*DIRECTIONS FOR THIS TASK*. Which lines in the data below contain the word "category"? Pull each of them out.

── LISTED ENTRIES ──

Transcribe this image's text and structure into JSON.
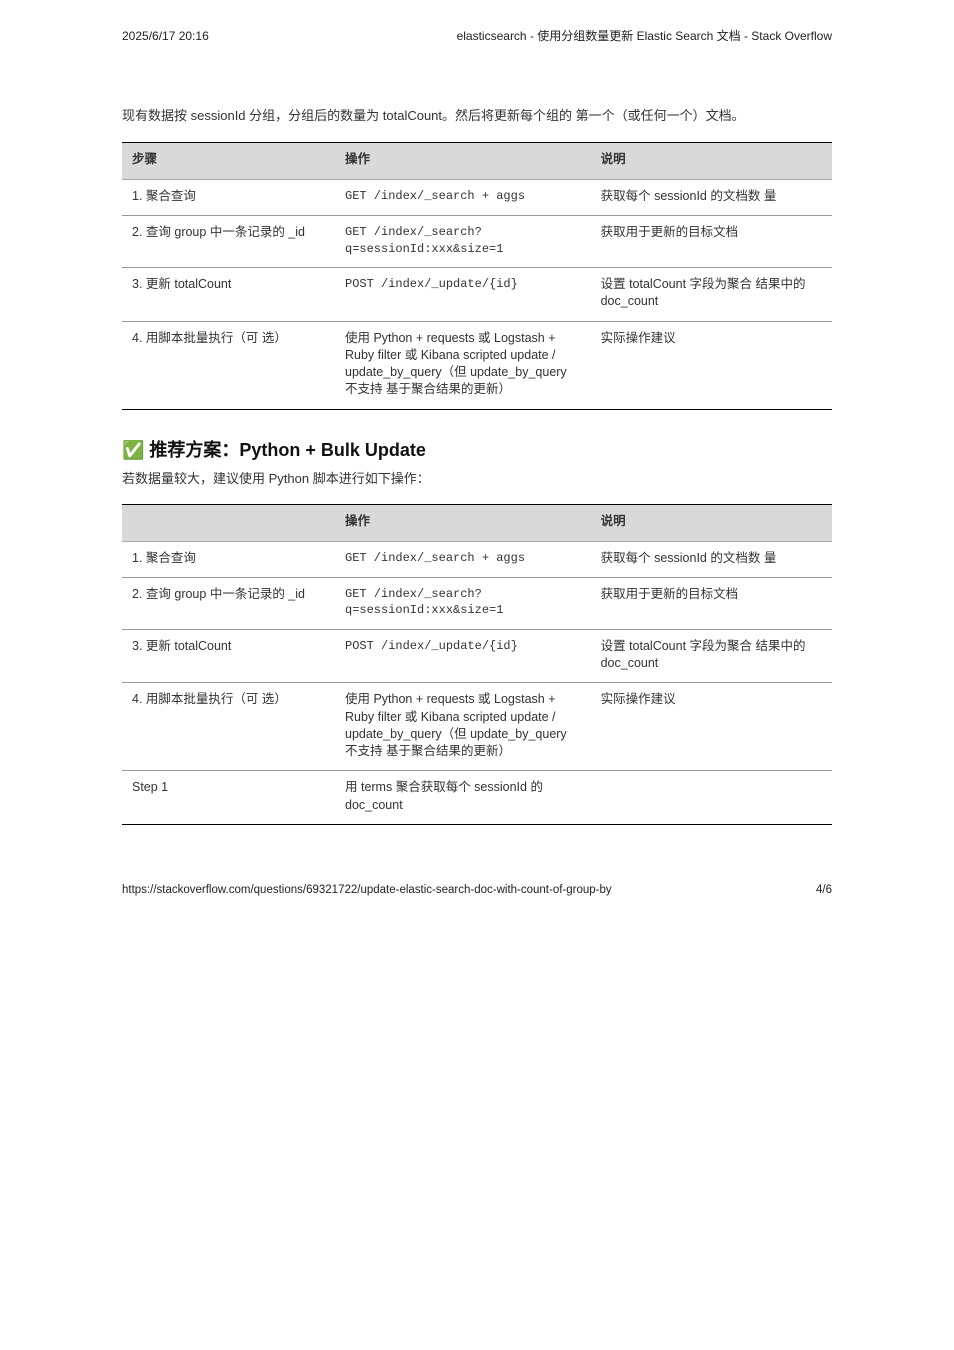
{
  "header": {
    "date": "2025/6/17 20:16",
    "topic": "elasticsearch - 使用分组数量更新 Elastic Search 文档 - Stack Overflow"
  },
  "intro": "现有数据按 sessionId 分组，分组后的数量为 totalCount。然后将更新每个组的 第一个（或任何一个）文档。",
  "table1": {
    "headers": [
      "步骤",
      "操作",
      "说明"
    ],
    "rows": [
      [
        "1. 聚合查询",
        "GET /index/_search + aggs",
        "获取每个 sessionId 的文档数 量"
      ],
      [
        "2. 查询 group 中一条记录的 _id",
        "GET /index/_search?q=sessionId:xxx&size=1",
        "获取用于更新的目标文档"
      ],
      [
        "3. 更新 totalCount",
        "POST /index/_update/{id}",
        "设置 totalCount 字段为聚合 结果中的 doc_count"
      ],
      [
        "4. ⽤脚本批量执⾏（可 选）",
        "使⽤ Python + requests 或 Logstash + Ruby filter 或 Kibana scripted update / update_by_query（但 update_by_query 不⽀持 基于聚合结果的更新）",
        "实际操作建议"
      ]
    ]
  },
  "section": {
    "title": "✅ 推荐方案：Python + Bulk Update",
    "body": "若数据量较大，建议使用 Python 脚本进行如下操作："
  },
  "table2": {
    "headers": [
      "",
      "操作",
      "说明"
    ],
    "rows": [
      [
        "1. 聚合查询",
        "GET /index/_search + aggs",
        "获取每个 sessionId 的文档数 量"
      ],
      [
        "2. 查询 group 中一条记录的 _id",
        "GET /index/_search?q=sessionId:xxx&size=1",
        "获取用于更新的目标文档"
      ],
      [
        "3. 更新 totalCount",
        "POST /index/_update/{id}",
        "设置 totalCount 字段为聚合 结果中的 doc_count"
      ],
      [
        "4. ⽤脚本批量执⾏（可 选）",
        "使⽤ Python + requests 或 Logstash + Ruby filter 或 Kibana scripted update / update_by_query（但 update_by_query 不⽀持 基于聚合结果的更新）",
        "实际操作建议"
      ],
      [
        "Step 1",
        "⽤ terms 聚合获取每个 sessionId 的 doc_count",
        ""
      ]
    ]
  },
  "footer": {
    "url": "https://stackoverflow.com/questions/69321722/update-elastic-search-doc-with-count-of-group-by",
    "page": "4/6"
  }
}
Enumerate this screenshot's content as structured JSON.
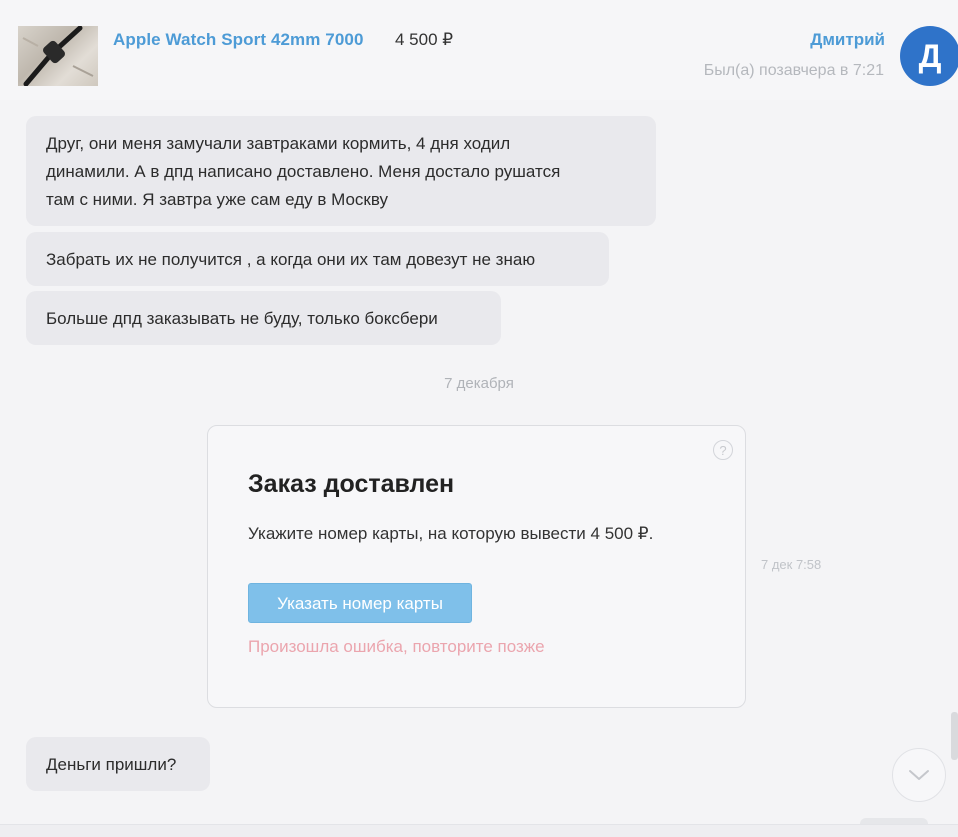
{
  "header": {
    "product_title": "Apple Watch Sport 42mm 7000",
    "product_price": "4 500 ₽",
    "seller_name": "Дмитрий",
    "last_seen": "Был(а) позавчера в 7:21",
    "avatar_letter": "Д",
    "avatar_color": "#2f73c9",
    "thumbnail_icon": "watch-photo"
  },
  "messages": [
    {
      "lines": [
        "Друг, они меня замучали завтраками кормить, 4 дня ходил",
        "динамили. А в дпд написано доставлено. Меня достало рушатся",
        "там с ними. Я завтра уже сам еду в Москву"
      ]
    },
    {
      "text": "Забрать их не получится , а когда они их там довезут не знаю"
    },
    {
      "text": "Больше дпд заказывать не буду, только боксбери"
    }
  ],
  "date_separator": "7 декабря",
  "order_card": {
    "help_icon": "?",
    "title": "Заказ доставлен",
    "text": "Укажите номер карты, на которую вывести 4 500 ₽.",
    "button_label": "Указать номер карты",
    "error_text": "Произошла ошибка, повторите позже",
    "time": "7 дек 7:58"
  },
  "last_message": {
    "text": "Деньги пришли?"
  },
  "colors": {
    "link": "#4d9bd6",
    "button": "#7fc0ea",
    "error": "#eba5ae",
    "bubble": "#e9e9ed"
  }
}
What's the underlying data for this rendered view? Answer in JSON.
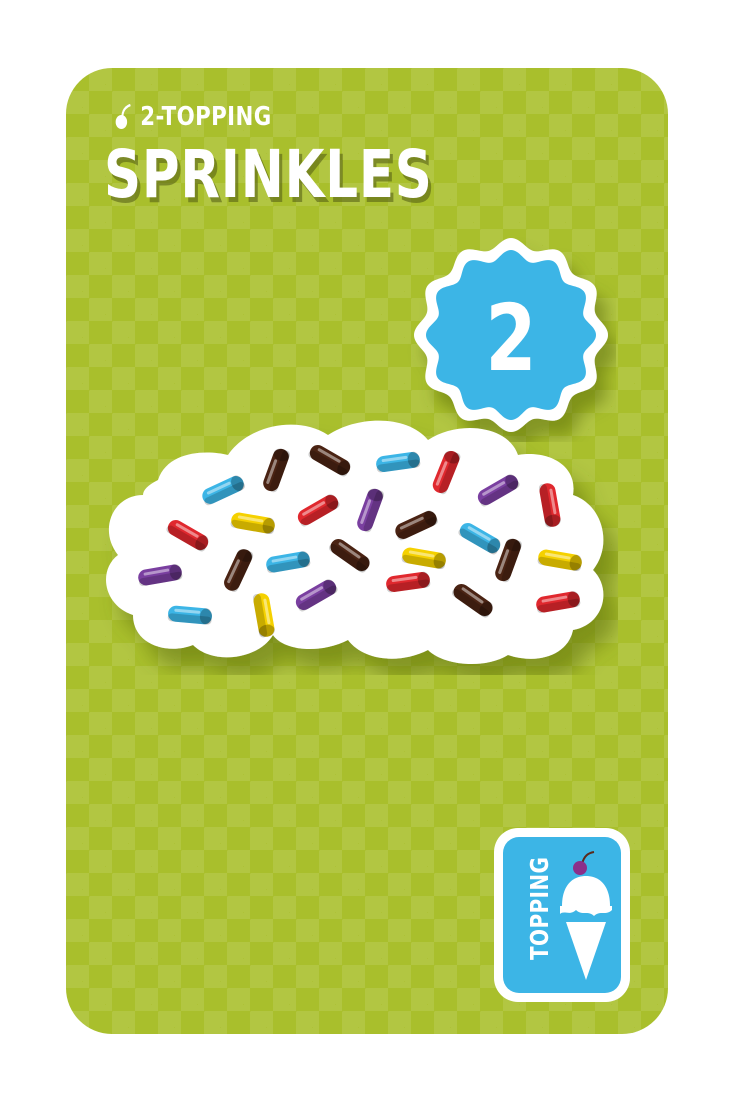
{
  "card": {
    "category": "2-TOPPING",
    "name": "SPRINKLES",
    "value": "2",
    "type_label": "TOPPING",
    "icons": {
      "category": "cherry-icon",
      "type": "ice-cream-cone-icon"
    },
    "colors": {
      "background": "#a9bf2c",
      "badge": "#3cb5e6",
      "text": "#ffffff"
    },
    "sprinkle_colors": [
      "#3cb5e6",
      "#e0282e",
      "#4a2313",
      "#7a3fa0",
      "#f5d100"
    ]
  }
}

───

*RESPONSE AREA*.
    "category": "2-TOPPING",
      "category": "cherry-icon",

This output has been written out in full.